Wine lovers will be able to choose from 70 wines by the bottle, 30 by the glass, and about 120 small batch spirits, such as Barr Hill gin, specialty tequilas, and mescal. Cheers!

<For more information, call 921-5950 or visit wineatfive.com for additional information and wine tastings with the actual wine makers.

Store hours are Monday-Saturday, 10-8.>

 Members of Ceres Garden Club of Rye kicked off the fall season with their annual fundraiser “Pumpkins Plus…other Surprises” at the Rye Farmers’ Market. Shoppers were treated to glorious autumn floral arrangements and handmade items created by members. 

Proceeds support the Club’s civic projects, such as the hanging baskets that grace the downtown area throughout the summer and the Blue Star Memorial at City Hall, a tribute to the Armed Forces of America, past, present, and future.  

The Club meets at Rye Recreation the second Tuesday of every month at 12:30 and always welcomes new members to help them spruce up the community landscape. At their October meeting, members made Halloween/Fall-inspired tray favors for Meals on Wheels recipients.

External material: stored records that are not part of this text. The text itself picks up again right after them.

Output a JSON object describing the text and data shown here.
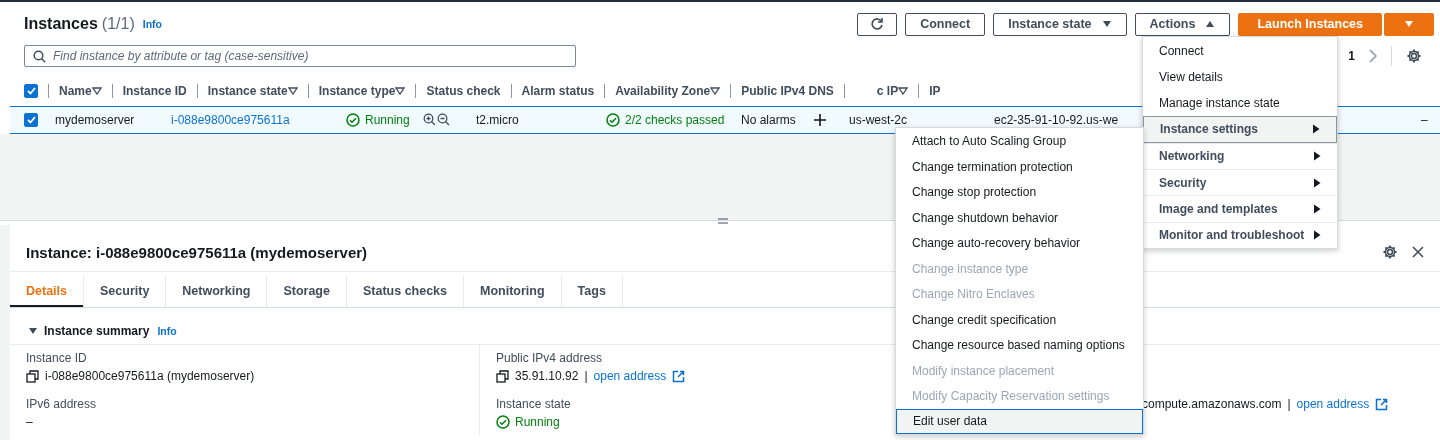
{
  "header": {
    "title": "Instances",
    "count": "(1/1)",
    "info": "Info"
  },
  "toolbar": [
    {
      "kind": "refresh"
    },
    {
      "kind": "plain",
      "label": "Connect"
    },
    {
      "kind": "dropdown",
      "label": "Instance state",
      "expanded": false
    },
    {
      "kind": "dropdown",
      "label": "Actions",
      "expanded": true
    },
    {
      "kind": "primary",
      "label": "Launch Instances"
    },
    {
      "kind": "primary-caret"
    }
  ],
  "search": {
    "placeholder": "Find instance by attribute or tag (case-sensitive)"
  },
  "pagination": {
    "page": "1"
  },
  "table": {
    "all_selected": true,
    "columns": [
      {
        "label": "Name",
        "filter": true
      },
      {
        "label": "Instance ID",
        "filter": false
      },
      {
        "label": "Instance state",
        "filter": true
      },
      {
        "label": "Instance type",
        "filter": true
      },
      {
        "label": "Status check",
        "filter": false
      },
      {
        "label": "Alarm status",
        "filter": false
      },
      {
        "label": "Availability Zone",
        "filter": true
      },
      {
        "label": "Public IPv4 DNS",
        "filter": false
      },
      {
        "label": "c IP",
        "filter": true
      },
      {
        "label": "IP",
        "filter": false
      }
    ],
    "rows": [
      {
        "selected": true,
        "name": "mydemoserver",
        "instance_id": "i-088e9800ce975611a",
        "state": "Running",
        "type": "t2.micro",
        "status_check": "2/2 checks passed",
        "alarm": "No alarms",
        "zone": "us-west-2c",
        "dns": "ec2-35-91-10-92.us-we",
        "column_10": "",
        "column_11": "–"
      }
    ]
  },
  "details": {
    "title": "Instance: i-088e9800ce975611a (mydemoserver)",
    "tabs": [
      {
        "label": "Details",
        "selected": true
      },
      {
        "label": "Security",
        "selected": false
      },
      {
        "label": "Networking",
        "selected": false
      },
      {
        "label": "Storage",
        "selected": false
      },
      {
        "label": "Status checks",
        "selected": false
      },
      {
        "label": "Monitoring",
        "selected": false
      },
      {
        "label": "Tags",
        "selected": false
      }
    ],
    "section": {
      "title": "Instance summary",
      "info": "Info",
      "expanded": true
    },
    "columns": [
      [
        {
          "kind": "copy",
          "label": "Instance ID",
          "value": "i-088e9800ce975611a (mydemoserver)"
        },
        {
          "kind": "plain",
          "label": "IPv6 address",
          "value": "–"
        }
      ],
      [
        {
          "kind": "copy",
          "label": "Public IPv4 address",
          "value": "35.91.10.92",
          "separator": "|",
          "link": "open address"
        },
        {
          "kind": "status",
          "label": "Instance state",
          "value": "Running"
        }
      ],
      [
        {
          "kind": "plain",
          "value": "compute.amazonaws.com",
          "separator": "|",
          "link": "open address"
        }
      ]
    ]
  },
  "actions_menu": [
    {
      "kind": "item",
      "label": "Connect",
      "selected": false
    },
    {
      "kind": "item",
      "label": "View details",
      "selected": false
    },
    {
      "kind": "item",
      "label": "Manage instance state",
      "selected": false
    },
    {
      "kind": "submenu",
      "label": "Instance settings",
      "selected": true
    },
    {
      "kind": "submenu",
      "label": "Networking",
      "selected": false
    },
    {
      "kind": "submenu",
      "label": "Security",
      "selected": false
    },
    {
      "kind": "submenu",
      "label": "Image and templates",
      "selected": false
    },
    {
      "kind": "submenu",
      "label": "Monitor and troubleshoot",
      "selected": false
    }
  ],
  "submenu": [
    {
      "label": "Attach to Auto Scaling Group",
      "disabled": false,
      "selected": false
    },
    {
      "label": "Change termination protection",
      "disabled": false,
      "selected": false
    },
    {
      "label": "Change stop protection",
      "disabled": false,
      "selected": false
    },
    {
      "label": "Change shutdown behavior",
      "disabled": false,
      "selected": false
    },
    {
      "label": "Change auto-recovery behavior",
      "disabled": false,
      "selected": false
    },
    {
      "label": "Change instance type",
      "disabled": true,
      "selected": false
    },
    {
      "label": "Change Nitro Enclaves",
      "disabled": true,
      "selected": false
    },
    {
      "label": "Change credit specification",
      "disabled": false,
      "selected": false
    },
    {
      "label": "Change resource based naming options",
      "disabled": false,
      "selected": false
    },
    {
      "label": "Modify instance placement",
      "disabled": true,
      "selected": false
    },
    {
      "label": "Modify Capacity Reservation settings",
      "disabled": true,
      "selected": false
    },
    {
      "label": "Edit user data",
      "disabled": false,
      "selected": true
    }
  ]
}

The Woman’s Club of Rye’s Disco Night fundraiser held on September 15 at the Copacabana in Port Chester was a fun-filled evening enjoyed by all. Generous community sponsorships and a packed house of supporters, ages 22 to 78, made the night a tremendous success.

“The Love Train” has left the station with much-needed funding for many in our community and beyond. Proceeds will be used to support the Woman’s Club Food Gift Card program for children and families on the federally funded lunch program, the Woman’s Club Scholarship Awards, the Women in Crisis program, and Rye Recreation’s Youth and Senior Citizen programs.

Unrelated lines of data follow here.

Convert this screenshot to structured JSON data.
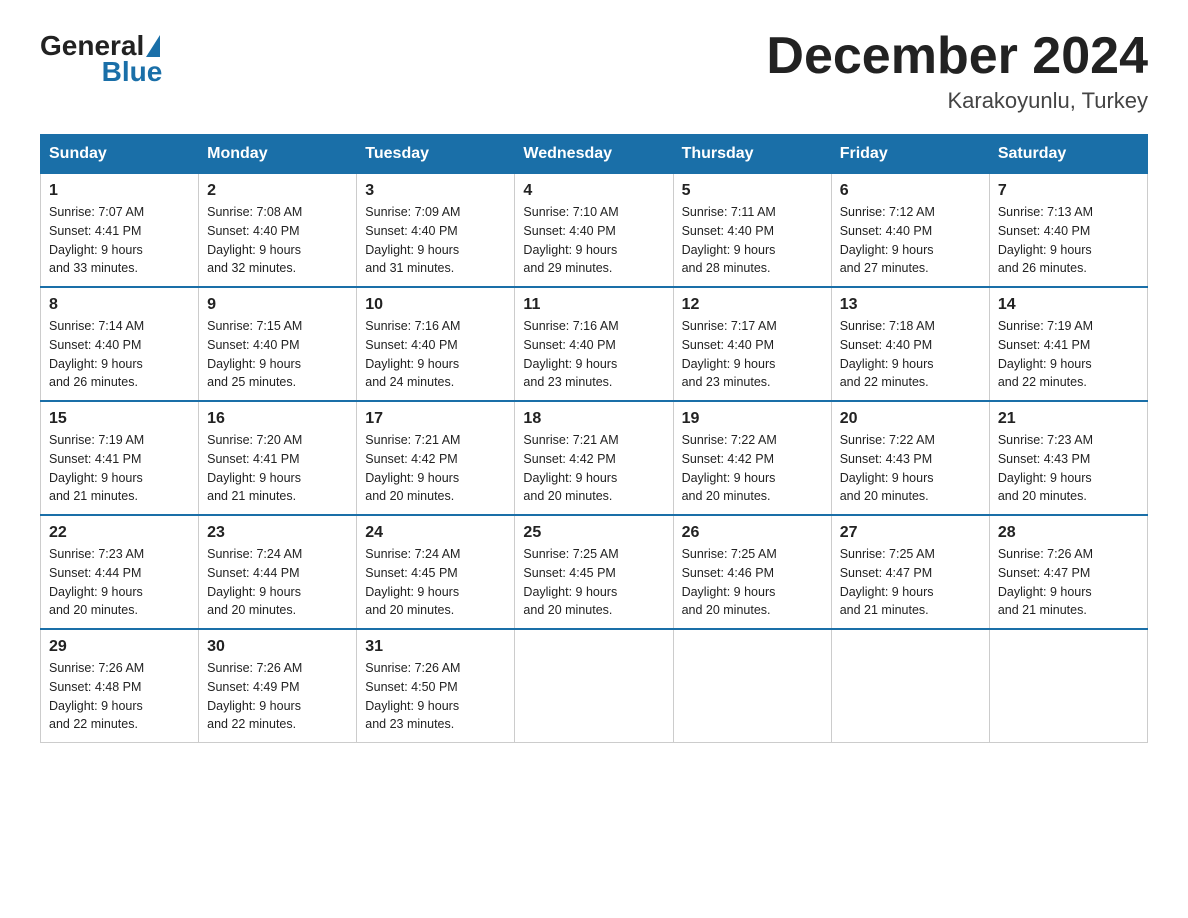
{
  "logo": {
    "general": "General",
    "blue": "Blue"
  },
  "title": "December 2024",
  "location": "Karakoyunlu, Turkey",
  "days_of_week": [
    "Sunday",
    "Monday",
    "Tuesday",
    "Wednesday",
    "Thursday",
    "Friday",
    "Saturday"
  ],
  "weeks": [
    [
      {
        "day": "1",
        "sunrise": "7:07 AM",
        "sunset": "4:41 PM",
        "daylight": "9 hours and 33 minutes."
      },
      {
        "day": "2",
        "sunrise": "7:08 AM",
        "sunset": "4:40 PM",
        "daylight": "9 hours and 32 minutes."
      },
      {
        "day": "3",
        "sunrise": "7:09 AM",
        "sunset": "4:40 PM",
        "daylight": "9 hours and 31 minutes."
      },
      {
        "day": "4",
        "sunrise": "7:10 AM",
        "sunset": "4:40 PM",
        "daylight": "9 hours and 29 minutes."
      },
      {
        "day": "5",
        "sunrise": "7:11 AM",
        "sunset": "4:40 PM",
        "daylight": "9 hours and 28 minutes."
      },
      {
        "day": "6",
        "sunrise": "7:12 AM",
        "sunset": "4:40 PM",
        "daylight": "9 hours and 27 minutes."
      },
      {
        "day": "7",
        "sunrise": "7:13 AM",
        "sunset": "4:40 PM",
        "daylight": "9 hours and 26 minutes."
      }
    ],
    [
      {
        "day": "8",
        "sunrise": "7:14 AM",
        "sunset": "4:40 PM",
        "daylight": "9 hours and 26 minutes."
      },
      {
        "day": "9",
        "sunrise": "7:15 AM",
        "sunset": "4:40 PM",
        "daylight": "9 hours and 25 minutes."
      },
      {
        "day": "10",
        "sunrise": "7:16 AM",
        "sunset": "4:40 PM",
        "daylight": "9 hours and 24 minutes."
      },
      {
        "day": "11",
        "sunrise": "7:16 AM",
        "sunset": "4:40 PM",
        "daylight": "9 hours and 23 minutes."
      },
      {
        "day": "12",
        "sunrise": "7:17 AM",
        "sunset": "4:40 PM",
        "daylight": "9 hours and 23 minutes."
      },
      {
        "day": "13",
        "sunrise": "7:18 AM",
        "sunset": "4:40 PM",
        "daylight": "9 hours and 22 minutes."
      },
      {
        "day": "14",
        "sunrise": "7:19 AM",
        "sunset": "4:41 PM",
        "daylight": "9 hours and 22 minutes."
      }
    ],
    [
      {
        "day": "15",
        "sunrise": "7:19 AM",
        "sunset": "4:41 PM",
        "daylight": "9 hours and 21 minutes."
      },
      {
        "day": "16",
        "sunrise": "7:20 AM",
        "sunset": "4:41 PM",
        "daylight": "9 hours and 21 minutes."
      },
      {
        "day": "17",
        "sunrise": "7:21 AM",
        "sunset": "4:42 PM",
        "daylight": "9 hours and 20 minutes."
      },
      {
        "day": "18",
        "sunrise": "7:21 AM",
        "sunset": "4:42 PM",
        "daylight": "9 hours and 20 minutes."
      },
      {
        "day": "19",
        "sunrise": "7:22 AM",
        "sunset": "4:42 PM",
        "daylight": "9 hours and 20 minutes."
      },
      {
        "day": "20",
        "sunrise": "7:22 AM",
        "sunset": "4:43 PM",
        "daylight": "9 hours and 20 minutes."
      },
      {
        "day": "21",
        "sunrise": "7:23 AM",
        "sunset": "4:43 PM",
        "daylight": "9 hours and 20 minutes."
      }
    ],
    [
      {
        "day": "22",
        "sunrise": "7:23 AM",
        "sunset": "4:44 PM",
        "daylight": "9 hours and 20 minutes."
      },
      {
        "day": "23",
        "sunrise": "7:24 AM",
        "sunset": "4:44 PM",
        "daylight": "9 hours and 20 minutes."
      },
      {
        "day": "24",
        "sunrise": "7:24 AM",
        "sunset": "4:45 PM",
        "daylight": "9 hours and 20 minutes."
      },
      {
        "day": "25",
        "sunrise": "7:25 AM",
        "sunset": "4:45 PM",
        "daylight": "9 hours and 20 minutes."
      },
      {
        "day": "26",
        "sunrise": "7:25 AM",
        "sunset": "4:46 PM",
        "daylight": "9 hours and 20 minutes."
      },
      {
        "day": "27",
        "sunrise": "7:25 AM",
        "sunset": "4:47 PM",
        "daylight": "9 hours and 21 minutes."
      },
      {
        "day": "28",
        "sunrise": "7:26 AM",
        "sunset": "4:47 PM",
        "daylight": "9 hours and 21 minutes."
      }
    ],
    [
      {
        "day": "29",
        "sunrise": "7:26 AM",
        "sunset": "4:48 PM",
        "daylight": "9 hours and 22 minutes."
      },
      {
        "day": "30",
        "sunrise": "7:26 AM",
        "sunset": "4:49 PM",
        "daylight": "9 hours and 22 minutes."
      },
      {
        "day": "31",
        "sunrise": "7:26 AM",
        "sunset": "4:50 PM",
        "daylight": "9 hours and 23 minutes."
      },
      null,
      null,
      null,
      null
    ]
  ]
}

Established in 1933, the Woman's Club is an organization rich in history, tradition, and love for the community. Through its fundraising efforts, it provides help to those in need, as well as supports programs for local organizations.

To learn more or make a donation, visit womansclubofrye.org.

The Friends of Rye Nature Center hosted a frightfully successful Oktoberfest last Friday. Co-chairs Annie Teillon, Aubrey Cashion, Caitlin Layng, and their committee of 33, hosted the Nature Center’s biggest fundraiser to date, with some 500 supporters in attendance.

Guests enjoyed the sounds of Amber Anchor, the ambience of a Secret Biergarten, and a main tent whose dazzling décor and clear-top roof with majestic views of the changing foliage was the perfect backdrop.

Cheers to Joe Vicidomini of The Craftsman and The Oath, Fire Island Brewery, Harrison Wine Vault, and G. Griffin Wine and Spirits for serving some of the tastiest local beers and German wines around; and three stars to Fleischer’s Craft Butchery, The Kneaded Bread, and Marcia Selden Catering for great cuisine. 

Some came ready to party in lederhosen and dirndls, all came to hail the great cause of environmental education and conservation.  

— Photos by Pedro Garcia

Roz and Joe Carvin were honored at SPRYE’s 6th Annual Benefit, September 28 at Willow Ridge Country Club.

Not only did they receive State proclamations from Assemblyman Steve Otis and State Senator George Latimer, but SPRYE President Barbara Brunner described the Carvins’ special gift: “Your big and joyful smiles are beacons which shine through all your wonderful work and generosity to all.”

Roz and Joe, in addition to serving on a number of local nonprofits, co-founded One World, an organization dedicated to creating 21st-century leaders through character education and improving human understanding.

Photos by Julieane Webb

Paul Hicks with Council candidate Josh Cohn

Councilman Terry McCartney and his wife Julia

Council candidate Susan Watson with Mayor Joe Sack

Michele Flood with Doug French

Osborn CEO Matt Anderson with Katherine Moore

Honorees Roz and Joe Carvin with their daughters Keira, at left, and Rhianna

Steve Meyers, Assemblyman Steve Otis, and Gene Ceccarelli